MPs debate resolution on 1937 disturbances
Government has introduced a resolution in the House of Assembly aimed at raising the profile of the anniversary date of the start of the 1937 disturbances.
Minister of Culture Stephen Lashley, who introduced the resolution today, said that Cabinet had recognised that the observance of July 26 as a Day of National Significance was “low-key”; and had agreed at a meeting on July 15 to put the matter before Parliament.
Social unrest erupted in Bridgetown on July 26, 1937 and intensified the following day, spreading to some rural districts. These events ushered in a period of socio-political change here, leading to the attainment of independence on November 30, 1966.

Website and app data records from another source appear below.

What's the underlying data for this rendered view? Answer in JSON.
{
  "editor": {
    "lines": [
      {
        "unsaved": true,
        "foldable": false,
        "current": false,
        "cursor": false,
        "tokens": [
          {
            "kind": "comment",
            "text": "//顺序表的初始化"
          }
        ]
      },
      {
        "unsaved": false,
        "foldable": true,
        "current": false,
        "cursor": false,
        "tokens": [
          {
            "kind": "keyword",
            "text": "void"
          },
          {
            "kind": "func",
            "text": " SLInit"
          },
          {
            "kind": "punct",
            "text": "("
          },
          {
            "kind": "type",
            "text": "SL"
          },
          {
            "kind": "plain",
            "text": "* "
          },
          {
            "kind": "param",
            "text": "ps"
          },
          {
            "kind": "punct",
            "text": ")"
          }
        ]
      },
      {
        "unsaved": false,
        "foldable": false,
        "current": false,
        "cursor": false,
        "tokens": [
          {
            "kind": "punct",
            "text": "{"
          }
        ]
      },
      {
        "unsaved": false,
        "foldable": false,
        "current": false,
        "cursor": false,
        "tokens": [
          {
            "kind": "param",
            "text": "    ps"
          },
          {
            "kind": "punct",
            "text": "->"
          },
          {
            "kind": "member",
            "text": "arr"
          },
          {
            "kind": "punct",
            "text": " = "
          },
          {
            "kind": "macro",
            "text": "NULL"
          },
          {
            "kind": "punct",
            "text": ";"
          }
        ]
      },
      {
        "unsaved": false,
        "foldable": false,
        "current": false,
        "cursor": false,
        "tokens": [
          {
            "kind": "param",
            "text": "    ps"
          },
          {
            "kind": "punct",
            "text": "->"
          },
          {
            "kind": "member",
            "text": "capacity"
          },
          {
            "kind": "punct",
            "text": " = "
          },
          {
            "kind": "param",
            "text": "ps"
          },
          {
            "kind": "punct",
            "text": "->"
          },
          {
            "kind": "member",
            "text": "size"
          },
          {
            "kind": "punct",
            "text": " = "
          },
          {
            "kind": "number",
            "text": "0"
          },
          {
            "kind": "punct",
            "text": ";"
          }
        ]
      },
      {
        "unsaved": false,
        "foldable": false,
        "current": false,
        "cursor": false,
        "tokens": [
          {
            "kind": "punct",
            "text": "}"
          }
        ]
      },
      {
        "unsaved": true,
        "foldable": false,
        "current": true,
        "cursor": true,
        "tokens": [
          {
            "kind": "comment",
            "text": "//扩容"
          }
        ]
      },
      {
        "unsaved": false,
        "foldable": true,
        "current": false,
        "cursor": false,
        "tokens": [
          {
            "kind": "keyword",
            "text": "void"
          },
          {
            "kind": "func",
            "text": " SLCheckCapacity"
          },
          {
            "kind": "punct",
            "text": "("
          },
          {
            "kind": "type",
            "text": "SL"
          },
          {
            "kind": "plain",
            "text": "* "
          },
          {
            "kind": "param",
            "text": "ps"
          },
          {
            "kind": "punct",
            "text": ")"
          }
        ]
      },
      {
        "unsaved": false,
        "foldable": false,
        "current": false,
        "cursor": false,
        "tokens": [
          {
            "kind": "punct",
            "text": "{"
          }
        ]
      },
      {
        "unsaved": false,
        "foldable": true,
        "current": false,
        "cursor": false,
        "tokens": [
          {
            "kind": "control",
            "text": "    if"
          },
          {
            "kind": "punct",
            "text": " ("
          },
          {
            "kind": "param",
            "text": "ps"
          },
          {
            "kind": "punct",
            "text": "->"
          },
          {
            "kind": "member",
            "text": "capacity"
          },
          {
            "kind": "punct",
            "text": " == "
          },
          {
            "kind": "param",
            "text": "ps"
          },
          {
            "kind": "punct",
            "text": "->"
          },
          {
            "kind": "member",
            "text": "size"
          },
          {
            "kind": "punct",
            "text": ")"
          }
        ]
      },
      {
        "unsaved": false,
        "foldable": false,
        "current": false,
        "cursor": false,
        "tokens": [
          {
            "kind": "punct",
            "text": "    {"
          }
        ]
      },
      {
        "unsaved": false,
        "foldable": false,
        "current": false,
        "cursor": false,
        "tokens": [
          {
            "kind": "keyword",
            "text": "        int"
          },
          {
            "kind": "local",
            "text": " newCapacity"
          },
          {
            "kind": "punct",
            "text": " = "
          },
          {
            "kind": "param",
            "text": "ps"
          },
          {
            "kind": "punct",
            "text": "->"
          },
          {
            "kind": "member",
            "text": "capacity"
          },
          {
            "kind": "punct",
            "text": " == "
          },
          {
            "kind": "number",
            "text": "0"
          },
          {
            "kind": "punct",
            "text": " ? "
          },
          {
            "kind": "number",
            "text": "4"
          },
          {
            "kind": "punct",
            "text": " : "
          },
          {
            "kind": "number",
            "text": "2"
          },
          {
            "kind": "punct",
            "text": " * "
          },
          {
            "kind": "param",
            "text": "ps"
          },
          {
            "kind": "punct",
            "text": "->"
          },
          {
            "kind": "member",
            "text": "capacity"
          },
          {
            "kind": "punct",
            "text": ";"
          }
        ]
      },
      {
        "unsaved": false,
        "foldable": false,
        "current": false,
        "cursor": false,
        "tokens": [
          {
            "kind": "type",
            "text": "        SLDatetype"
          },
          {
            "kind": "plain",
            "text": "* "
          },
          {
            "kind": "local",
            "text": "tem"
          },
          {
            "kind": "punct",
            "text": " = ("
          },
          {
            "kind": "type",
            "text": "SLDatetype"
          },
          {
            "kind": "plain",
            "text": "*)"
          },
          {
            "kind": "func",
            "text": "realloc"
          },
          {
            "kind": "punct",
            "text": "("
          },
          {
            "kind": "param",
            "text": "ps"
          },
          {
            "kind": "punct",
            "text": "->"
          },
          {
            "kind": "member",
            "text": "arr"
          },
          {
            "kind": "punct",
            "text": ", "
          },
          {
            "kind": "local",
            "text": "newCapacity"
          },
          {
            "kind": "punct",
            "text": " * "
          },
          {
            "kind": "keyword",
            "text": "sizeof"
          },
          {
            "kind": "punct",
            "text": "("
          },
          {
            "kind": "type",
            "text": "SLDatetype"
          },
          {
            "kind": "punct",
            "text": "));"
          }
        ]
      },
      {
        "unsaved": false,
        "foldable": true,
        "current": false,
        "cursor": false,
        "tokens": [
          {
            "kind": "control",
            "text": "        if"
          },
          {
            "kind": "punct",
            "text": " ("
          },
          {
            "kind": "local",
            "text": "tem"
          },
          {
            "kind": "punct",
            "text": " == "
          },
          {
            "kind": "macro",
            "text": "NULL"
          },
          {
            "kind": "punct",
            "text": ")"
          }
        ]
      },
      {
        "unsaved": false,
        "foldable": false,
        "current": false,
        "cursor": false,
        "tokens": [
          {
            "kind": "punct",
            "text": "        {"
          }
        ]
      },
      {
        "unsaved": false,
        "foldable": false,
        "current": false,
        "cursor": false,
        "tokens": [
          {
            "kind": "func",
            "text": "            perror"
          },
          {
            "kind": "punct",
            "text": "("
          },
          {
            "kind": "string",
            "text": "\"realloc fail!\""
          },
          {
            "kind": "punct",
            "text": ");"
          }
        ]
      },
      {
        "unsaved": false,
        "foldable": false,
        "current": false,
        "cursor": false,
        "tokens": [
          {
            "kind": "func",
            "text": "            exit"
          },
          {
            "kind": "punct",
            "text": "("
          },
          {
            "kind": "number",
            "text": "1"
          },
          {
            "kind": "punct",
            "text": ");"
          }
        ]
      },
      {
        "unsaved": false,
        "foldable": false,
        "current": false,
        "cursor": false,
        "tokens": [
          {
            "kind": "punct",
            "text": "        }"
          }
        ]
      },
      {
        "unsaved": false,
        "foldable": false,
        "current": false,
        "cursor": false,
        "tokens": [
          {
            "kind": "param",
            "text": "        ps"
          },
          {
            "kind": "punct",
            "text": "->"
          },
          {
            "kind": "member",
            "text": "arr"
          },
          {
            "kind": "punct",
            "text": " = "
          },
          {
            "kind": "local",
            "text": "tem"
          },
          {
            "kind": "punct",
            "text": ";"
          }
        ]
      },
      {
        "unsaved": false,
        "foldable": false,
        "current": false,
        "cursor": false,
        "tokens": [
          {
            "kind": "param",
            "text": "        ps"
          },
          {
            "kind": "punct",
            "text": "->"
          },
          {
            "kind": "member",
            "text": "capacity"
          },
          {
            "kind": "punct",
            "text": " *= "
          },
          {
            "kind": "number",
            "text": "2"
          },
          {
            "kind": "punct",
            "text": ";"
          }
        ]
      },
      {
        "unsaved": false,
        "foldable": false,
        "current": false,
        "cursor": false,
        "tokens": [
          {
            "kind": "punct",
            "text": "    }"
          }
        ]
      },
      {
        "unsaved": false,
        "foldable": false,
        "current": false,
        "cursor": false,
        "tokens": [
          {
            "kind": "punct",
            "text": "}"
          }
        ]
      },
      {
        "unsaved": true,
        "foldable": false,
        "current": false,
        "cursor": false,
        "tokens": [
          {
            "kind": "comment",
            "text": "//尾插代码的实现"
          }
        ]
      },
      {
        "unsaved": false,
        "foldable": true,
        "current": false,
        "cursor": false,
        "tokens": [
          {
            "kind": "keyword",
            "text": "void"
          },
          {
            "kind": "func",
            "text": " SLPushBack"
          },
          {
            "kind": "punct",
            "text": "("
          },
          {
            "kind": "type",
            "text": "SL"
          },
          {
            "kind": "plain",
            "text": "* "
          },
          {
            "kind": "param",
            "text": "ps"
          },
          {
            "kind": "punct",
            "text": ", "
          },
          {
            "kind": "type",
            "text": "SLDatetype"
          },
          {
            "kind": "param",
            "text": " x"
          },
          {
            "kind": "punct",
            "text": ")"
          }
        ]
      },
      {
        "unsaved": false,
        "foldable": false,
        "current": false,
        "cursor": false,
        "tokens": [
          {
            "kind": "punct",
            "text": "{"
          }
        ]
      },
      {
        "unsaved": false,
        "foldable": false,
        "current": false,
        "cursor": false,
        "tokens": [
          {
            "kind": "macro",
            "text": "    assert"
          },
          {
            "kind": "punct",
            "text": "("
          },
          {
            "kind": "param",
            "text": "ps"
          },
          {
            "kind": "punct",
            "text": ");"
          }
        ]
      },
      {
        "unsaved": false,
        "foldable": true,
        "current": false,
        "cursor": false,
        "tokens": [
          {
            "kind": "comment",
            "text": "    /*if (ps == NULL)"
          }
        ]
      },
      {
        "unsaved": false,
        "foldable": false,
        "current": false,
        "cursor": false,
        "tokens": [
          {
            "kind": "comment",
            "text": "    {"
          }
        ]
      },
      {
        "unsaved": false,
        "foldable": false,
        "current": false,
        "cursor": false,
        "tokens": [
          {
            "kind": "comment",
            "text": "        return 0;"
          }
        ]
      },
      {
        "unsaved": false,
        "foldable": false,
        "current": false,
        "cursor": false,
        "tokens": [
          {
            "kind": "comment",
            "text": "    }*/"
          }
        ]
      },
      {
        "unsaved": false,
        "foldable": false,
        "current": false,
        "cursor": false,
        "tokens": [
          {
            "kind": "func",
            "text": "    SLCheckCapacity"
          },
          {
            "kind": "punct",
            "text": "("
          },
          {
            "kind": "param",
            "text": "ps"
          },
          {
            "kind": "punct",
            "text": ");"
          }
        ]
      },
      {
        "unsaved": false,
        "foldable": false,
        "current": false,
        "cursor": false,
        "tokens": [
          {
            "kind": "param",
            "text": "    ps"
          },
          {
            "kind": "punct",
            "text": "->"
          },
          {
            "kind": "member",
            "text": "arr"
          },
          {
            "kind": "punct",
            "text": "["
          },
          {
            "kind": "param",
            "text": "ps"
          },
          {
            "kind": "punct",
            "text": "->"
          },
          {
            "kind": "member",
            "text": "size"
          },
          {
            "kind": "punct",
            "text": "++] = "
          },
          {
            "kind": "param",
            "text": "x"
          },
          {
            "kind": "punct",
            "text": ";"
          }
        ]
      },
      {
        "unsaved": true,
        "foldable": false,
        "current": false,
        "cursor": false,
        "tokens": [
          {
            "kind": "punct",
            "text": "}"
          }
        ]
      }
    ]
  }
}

In 1997, the Owen Arthur administration declared July 26 a Day of National Significance, but the observation has failed to attract significant national attention.
Lashley said Cabinet’s decision to introduce today’s resolution was meant to stress the importance of the day as “the true watershed” in the country’s history.
“In so doing, this mature step by the Cabinet of Barbados underscores the fact that Government is indeed a continuum. It was on June 24, 1997 in this House of Assembly that, under an Owen Arthur administration, the Government, by means of a ministerial statement, declared that July 26 1997 shall be a Day of National Significance, and shall be so celebrated every year. I believe that today is an equally historic occasion because there has never been an occasion before this, that the Parliament has had an opportunity to debate the significance of July 26 as the true watershed in the history of Barbados.
”In that Ministerial Statement to which I referred, the Government of the day also advocated two other critical decisions, both of which have not been implemented. At that time the Government suggested that a Public Commmemoration should be erected to those persons who lost their lives on July 26, 1937.
“The second suggestion was that there should be a submission to His Excellency The Governor General that those persons who were convicted during the disturbances should be pardoned under Section 78 of the Constitution of Barbados. I think that these two suggestions should be taken into consideration,” Lashley added.
Lashley gave Parliament the assurance that the Freundel Stuart administration would look at the two suggestions with a view to having them implemented.
By the time the uprising was over, 14 people were killed, dozens wounded and hundreds were imprisoned. The Christ Church West Central MP urged both sides of the House of Assembly to use the current debate to pay tribute to those who gave their lives in the cause of social justice.
Lashley also suggested that the debate be seen as an opportunity for Parliament to commit to the ideals of good governance and social justice, and to ensure that the legacy of the 1937 disturbances lives on in the consciousness of all Barbadians.
The Minister of Culture told Parliament that, through the efforts of persons like Clennell Wickham, Dr Duncan O’neil, Clement Payne, the Right Excellent Sir Grantley Adams, the Right Excellent Errol Barrow, Israel Lovell, Menzes Chase, Darnley “Brains” Alleyne and Ulric Grant, all disciples of Payne, the quality of life of the average Barbadian improved significantly.